‘Billy!’ she breathed in relief. ‘Oh, Billy. Thank God.’ Without further thought, she pulled her shawl around her and grabbed Billy’s tweed coat from behind the door. She ran out of the little cottage, down the garden, past the pigsty and out onto the grassy tussocks which made up the foreshore. It did not occur to her that her husband was already soaked to the skin and ten more minutes without his coat would make little difference now. She hurried, hampered by her bulky figure, stepping over the watery inlets, jumping over wider ones in her haste to reach her husband. Her dark hair was wet and flattened to her head. She blinked the raindrops from her lashes. Perhaps it was that which caused her to miss the treacherous little gully hidden between two high green tussocks. Before she realized what had happened she had fallen heavily, one leg caught in a stagnant pool. For a moment she lay winded. She didn’t know she had screamed but Billy heard and raised his head, peering through the drizzle. He saw Mary struggling to haul herself to her feet. He began to run.
‘Oh, lass,’ he panted. ‘My ain lassie! What are ye doing out here?’ He began to cough with the effort of his brief sprint.
‘Your coat. Put it on.’ She gasped as a sudden pain took her breath away. The baby was nearly due, she remembered. Surely it wouldn’t come yet. Not now. ‘Must get you home, Billy. A hot bath. I’ll put mustard in. The kettle is on. My big pan is on the rib. Oh – oh!’ She couldn’t prevent the gasp as pain shot through her.
‘Mary, lass, dinna worry about me. Let me help you back to
the house.’ He pulled on his coat and pulled her close, holding it around them both as they stumbled towards their cottage. Just before they reached the gate, a stab of pain brought Mary almost to her knees.
‘I – I think the babe is coming,’ she gasped when the pain subsided.

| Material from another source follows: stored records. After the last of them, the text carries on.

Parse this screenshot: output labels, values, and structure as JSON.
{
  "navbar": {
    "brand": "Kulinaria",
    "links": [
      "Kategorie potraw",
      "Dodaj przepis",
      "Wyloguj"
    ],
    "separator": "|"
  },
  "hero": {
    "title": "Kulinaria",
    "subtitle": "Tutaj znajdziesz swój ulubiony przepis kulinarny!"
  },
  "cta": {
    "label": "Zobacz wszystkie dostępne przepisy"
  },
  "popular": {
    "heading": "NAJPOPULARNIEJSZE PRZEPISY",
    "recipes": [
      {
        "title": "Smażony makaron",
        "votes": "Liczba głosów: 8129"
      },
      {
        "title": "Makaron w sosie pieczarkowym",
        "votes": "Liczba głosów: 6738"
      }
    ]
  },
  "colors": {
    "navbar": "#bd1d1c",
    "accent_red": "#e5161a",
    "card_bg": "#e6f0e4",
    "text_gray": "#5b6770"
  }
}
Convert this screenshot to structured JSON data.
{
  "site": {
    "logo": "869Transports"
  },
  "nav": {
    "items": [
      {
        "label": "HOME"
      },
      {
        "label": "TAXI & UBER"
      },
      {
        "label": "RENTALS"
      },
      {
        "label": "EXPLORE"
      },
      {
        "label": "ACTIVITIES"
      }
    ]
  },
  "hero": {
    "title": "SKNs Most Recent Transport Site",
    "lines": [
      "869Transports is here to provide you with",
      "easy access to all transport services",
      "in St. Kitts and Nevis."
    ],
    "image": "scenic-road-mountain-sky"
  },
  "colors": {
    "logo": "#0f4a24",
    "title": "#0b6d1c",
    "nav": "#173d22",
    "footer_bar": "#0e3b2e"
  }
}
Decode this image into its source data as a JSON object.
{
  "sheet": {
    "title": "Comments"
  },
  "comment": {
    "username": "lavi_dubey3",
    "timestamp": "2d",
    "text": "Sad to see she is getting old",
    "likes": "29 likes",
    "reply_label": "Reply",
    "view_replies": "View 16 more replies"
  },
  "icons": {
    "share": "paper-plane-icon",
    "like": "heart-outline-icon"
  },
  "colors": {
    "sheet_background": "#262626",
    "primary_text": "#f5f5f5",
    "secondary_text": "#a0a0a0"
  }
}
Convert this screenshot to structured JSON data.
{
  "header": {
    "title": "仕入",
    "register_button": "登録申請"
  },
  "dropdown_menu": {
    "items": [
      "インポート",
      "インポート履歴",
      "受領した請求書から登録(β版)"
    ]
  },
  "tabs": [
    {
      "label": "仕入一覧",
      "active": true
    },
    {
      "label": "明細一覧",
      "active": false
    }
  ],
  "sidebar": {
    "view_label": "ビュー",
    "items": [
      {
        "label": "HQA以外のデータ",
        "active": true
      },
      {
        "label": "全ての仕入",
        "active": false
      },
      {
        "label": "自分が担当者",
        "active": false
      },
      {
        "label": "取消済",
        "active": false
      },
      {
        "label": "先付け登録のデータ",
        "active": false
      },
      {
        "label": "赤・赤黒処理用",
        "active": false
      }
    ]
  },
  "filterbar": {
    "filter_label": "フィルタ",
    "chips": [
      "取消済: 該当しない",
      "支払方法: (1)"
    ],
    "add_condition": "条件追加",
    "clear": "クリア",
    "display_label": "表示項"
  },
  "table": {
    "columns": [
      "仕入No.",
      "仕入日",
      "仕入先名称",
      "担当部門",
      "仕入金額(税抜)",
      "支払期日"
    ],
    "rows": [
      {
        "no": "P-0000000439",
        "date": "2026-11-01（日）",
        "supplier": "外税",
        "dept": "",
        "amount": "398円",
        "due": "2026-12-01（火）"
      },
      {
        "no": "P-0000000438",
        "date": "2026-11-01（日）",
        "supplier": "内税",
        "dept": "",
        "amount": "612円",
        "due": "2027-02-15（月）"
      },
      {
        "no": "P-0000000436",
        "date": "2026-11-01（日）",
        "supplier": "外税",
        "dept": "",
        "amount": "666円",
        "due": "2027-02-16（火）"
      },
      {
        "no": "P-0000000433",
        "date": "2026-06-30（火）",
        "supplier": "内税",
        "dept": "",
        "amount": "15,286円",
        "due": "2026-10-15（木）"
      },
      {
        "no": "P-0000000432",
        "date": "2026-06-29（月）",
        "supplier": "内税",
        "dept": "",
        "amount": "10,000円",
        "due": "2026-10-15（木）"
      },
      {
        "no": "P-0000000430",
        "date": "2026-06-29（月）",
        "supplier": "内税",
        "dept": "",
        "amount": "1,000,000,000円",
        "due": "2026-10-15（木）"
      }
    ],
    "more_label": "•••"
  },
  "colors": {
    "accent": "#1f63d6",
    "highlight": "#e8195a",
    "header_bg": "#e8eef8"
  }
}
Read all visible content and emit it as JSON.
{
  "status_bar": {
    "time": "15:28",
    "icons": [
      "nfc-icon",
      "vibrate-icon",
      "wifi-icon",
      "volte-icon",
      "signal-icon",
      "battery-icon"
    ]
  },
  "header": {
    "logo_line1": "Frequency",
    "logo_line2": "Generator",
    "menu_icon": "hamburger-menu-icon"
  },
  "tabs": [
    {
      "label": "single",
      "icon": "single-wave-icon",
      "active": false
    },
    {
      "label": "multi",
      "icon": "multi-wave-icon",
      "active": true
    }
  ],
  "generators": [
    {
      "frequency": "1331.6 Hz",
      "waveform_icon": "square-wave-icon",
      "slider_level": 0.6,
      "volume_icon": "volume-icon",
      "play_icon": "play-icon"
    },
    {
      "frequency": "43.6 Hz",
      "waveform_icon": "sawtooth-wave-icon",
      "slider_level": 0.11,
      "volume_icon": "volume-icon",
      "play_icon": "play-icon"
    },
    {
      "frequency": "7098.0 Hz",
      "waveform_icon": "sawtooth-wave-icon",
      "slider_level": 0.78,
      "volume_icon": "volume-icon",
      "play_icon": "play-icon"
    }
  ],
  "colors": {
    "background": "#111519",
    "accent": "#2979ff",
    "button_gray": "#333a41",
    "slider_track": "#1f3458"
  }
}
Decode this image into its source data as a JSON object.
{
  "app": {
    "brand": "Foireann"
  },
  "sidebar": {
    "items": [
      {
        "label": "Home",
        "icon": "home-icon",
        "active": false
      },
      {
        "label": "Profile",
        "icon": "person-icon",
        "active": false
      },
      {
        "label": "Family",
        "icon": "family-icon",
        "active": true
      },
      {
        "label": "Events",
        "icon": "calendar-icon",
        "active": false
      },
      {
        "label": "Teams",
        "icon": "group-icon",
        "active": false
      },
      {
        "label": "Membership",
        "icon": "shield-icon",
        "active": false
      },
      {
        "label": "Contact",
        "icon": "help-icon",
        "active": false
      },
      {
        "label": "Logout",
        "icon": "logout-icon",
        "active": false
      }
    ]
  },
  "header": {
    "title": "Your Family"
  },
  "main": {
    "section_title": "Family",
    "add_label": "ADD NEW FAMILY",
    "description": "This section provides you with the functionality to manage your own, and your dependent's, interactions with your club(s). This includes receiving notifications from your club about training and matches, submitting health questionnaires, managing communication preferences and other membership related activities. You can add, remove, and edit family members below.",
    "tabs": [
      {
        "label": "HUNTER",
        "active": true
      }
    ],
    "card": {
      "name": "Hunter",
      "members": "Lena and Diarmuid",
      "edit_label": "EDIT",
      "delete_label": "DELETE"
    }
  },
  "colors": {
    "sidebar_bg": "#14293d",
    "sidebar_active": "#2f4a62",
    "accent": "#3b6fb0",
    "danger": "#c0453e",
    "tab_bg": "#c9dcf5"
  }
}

‘Oh, my lassie.’ Billy’s voice was choked with loving concern as he helped her to the house, trying hard to stifle the coughing which racked his thin frame.
‘You must get dry and warm,’ Mary gasped weakly. ‘Please, Billy. I’ll be all right if you help me onto the bed and let me lie down.’ He removed her shawl and wet shoes and helped her to the bed in the alcove beside the fireplace. In the corner, Andrew slept peacefully in the large crib which had once been his grandfather’s. Billy brought the towel and gently rubbed Mary’s hair, pulling it from its coil to dry more quickly. He loved her thick dark tresses. He loved everything about her. He couldn’t remember a time when he had not adored her. Even the small exertion of rubbing brought on another bout of coughing. Mary’s eyelids lifted.
‘I’ll be all right, Billy. Get out of your wet clothes. Please….’
Billy had barely pulled off his clothes before the fire and rubbed himself dry, when a long low moan escaped Mary’s lips despite her efforts to stifle it.
‘Is it the babe, Mary? Is it coming?’ Billy asked anxiously, yanking up his trousers impatiently as he hurried to her side. Her face was pale and he saw it was damp with sweat.
‘I fear you’ll need to be getting Mistress Cummins, Billy.’ She broke off as another pain racked her body, and yet the pain was not the same as it had been with Andrew. Had she injured the babe when she fell? Her face paled. ‘Oh, Billy, what if I’ve killed our babe?’ Her eyes were wide with anxiety. Billy stroked her brow with his long gentle fingers.
‘The bairn will be fine, lass,’ he soothed. ‘I’ll go for Mistress Cummins.’ He would not acknowledge his own exhaustion, even to himself. He pulled on his coat again and closed the door quietly behind him.